__WHAT TO WORK ON__:
Please repeat every entry that follows, keeping each one exactly the same.

━━━━━ MATERIAL FOR THIS EXERCISE

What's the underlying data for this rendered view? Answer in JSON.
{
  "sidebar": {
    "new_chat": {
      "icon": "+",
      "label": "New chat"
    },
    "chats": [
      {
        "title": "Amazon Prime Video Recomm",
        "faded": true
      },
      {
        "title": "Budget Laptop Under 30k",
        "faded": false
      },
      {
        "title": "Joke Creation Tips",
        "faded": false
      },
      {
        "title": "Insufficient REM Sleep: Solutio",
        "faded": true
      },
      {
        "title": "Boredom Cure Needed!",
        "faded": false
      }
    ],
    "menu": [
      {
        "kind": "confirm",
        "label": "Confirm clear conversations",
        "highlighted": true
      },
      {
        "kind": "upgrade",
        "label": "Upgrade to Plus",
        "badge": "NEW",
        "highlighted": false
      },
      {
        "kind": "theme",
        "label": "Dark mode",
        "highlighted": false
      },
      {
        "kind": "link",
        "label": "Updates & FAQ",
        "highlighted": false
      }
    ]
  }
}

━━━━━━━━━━

__RESPONSE BELOW__:
What's the underlying data for this rendered view? Answer in JSON.
{
  "sidebar": {
    "new_chat": {
      "icon": "+",
      "label": "New chat"
    },
    "chats": [
      {
        "title": "Amazon Prime Video Recomm",
        "faded": true
      },
      {
        "title": "Budget Laptop Under 30k",
        "faded": false
      },
      {
        "title": "Joke Creation Tips",
        "faded": false
      },
      {
        "title": "Insufficient REM Sleep: Solutio",
        "faded": true
      },
      {
        "title": "Boredom Cure Needed!",
        "faded": false
      }
    ],
    "menu": [
      {
        "kind": "confirm",
        "label": "Confirm clear conversations",
        "highlighted": true
      },
      {
        "kind": "upgrade",
        "label": "Upgrade to Plus",
        "badge": "NEW",
        "highlighted": false
      },
      {
        "kind": "theme",
        "label": "Dark mode",
        "highlighted": false
      },
      {
        "kind": "link",
        "label": "Updates & FAQ",
        "highlighted": false
      }
    ]
  }
}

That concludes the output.